Purpose Built Creative Communities – Design District, Greenwhich Peninsula

October 10, 2022

‘David’s colourful, classically inspired buildings, make and break rules, which will inspire our tenants to expand creatively.’

The creative industries are at the heart of what makes London great. London is also one of the most expensive cities in the world. – Two statements that cannot coexist for much longer.

‘According to the Livelihoods of Visual Artists data report, artists earn an average of £16,150 each year, of which £6,020 (36%) comes from their art practice.’ This combined with rising rents and the cost of living crisis is putting creative communities under great threat.

The Design District, Greenwhich Peninsula has been developed to counteract this and keep London creative, its purpose built neighbourhood is an accessible workplace, made to support creative work of all kinds. Urban regenerator and property developer Knight Dragon envisioned a vibrant and engaged community of designers, makers, and creators – from architects and artists to graphic, fashion, and digital designers, gaming professionals, musicians, and many more.

Recently, we were lucky enough to meet the architects building the vision, as David Kohn delivered a private tour of the development.
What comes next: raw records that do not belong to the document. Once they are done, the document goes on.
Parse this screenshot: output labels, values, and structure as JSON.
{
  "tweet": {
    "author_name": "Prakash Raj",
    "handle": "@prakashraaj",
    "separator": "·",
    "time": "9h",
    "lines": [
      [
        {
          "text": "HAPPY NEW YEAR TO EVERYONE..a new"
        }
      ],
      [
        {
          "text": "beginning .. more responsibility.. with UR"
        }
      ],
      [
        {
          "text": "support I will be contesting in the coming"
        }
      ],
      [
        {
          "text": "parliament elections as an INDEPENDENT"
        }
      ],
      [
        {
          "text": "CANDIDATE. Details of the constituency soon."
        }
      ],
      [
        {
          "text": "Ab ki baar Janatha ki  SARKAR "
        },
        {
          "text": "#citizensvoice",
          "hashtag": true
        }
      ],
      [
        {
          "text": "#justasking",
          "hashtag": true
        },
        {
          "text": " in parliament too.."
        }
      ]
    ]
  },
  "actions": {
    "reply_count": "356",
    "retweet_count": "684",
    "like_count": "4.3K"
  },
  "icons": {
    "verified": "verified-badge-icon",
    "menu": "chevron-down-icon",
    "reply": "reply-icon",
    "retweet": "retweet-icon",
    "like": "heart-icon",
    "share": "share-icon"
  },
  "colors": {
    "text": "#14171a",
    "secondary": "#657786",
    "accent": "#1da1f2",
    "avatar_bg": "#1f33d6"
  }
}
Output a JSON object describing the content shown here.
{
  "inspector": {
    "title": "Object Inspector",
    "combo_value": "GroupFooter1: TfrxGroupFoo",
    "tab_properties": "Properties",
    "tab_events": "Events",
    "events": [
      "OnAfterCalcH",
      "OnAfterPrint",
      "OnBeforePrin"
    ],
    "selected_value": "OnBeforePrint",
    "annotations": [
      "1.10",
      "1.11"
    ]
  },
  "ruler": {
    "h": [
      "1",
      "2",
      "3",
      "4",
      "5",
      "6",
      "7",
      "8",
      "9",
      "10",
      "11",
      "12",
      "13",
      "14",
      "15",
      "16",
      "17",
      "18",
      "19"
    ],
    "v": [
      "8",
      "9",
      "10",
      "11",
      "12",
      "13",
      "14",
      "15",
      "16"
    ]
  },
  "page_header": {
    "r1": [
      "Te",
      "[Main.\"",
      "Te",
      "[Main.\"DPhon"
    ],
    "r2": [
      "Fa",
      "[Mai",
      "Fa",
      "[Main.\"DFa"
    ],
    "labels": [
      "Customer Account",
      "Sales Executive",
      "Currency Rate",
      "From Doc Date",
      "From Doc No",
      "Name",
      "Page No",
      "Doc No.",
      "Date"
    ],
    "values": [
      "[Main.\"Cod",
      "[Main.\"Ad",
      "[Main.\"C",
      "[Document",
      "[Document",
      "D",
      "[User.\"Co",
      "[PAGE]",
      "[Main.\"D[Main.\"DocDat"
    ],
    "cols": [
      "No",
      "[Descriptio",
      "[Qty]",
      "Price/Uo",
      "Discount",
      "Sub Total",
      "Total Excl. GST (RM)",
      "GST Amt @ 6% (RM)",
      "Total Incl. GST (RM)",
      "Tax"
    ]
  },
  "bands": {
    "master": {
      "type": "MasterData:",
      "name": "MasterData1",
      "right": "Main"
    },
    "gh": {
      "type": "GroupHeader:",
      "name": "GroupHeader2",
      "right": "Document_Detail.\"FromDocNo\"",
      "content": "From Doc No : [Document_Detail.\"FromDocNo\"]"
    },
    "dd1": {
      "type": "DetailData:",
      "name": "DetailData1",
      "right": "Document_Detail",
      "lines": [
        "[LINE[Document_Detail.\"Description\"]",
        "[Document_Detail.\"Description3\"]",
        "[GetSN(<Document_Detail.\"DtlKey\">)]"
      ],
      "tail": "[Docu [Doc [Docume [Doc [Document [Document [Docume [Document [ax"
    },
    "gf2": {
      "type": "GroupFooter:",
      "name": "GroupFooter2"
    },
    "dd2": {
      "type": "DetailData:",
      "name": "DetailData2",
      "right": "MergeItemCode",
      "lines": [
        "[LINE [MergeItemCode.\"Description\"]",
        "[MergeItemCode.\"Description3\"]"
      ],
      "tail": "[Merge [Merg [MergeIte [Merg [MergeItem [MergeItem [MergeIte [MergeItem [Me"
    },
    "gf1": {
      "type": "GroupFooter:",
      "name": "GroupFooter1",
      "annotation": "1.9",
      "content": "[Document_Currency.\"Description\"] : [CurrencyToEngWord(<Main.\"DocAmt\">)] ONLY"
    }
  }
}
We were greeted outside the A4 building, a landmark in an emerging neighbourhood, signposted with ‘Design District’ in bold lettering across the top. 

The Design District started as a canvas for architects to experiment, and create a statement, or invitation for the same creativity to grow inside The site comprises 16 free-standing buildings, by eight architects, composed around five courtyards. The project provides 14,000 sqm of studio space for makers in the creative industries.

David’s explained the unique influences and considerations around the building’s design. The colourful, classically inspired buildings, make and break rules, which will inspire our tenants to expand creatively.

Historically, David Kohn’s practice has focused on refurbishing institutional buildings for the arts. The two buildings designed for the Design District were their first workspace buildings, first building projects for commercial clients, first non-residential new build, and first design-and-build projects. Despite this, the practice has been shortlisted for the AJ Architecture Awards 2022 and longlisted for the Dezeen Awards 2022.

A4 and B4 were broken up into smaller units to create space, meaning creating a large number of small businesses, ideal for a mixed community across the district. The buildings include three arts charities: Migrate Art representing migrant artists, Queercircle representing LGBTQ+ artists, and ACAVA a studio provider that lets space to over 500 studios for artists. Tenants across the two buildings include artists, a florist, a ceramics studio, a 3D printing studio, a soap maker, a photographer, fashion, digital marketing, and broadcasting studios and an architecture practice.

In the past creative workspace has developed organically, from warehouses and meanwhile space, spilling out onto the streets and local communities. However as affordable spaces become few and far between, purpose built hubs could be the answer to sustaining London’s creative industries.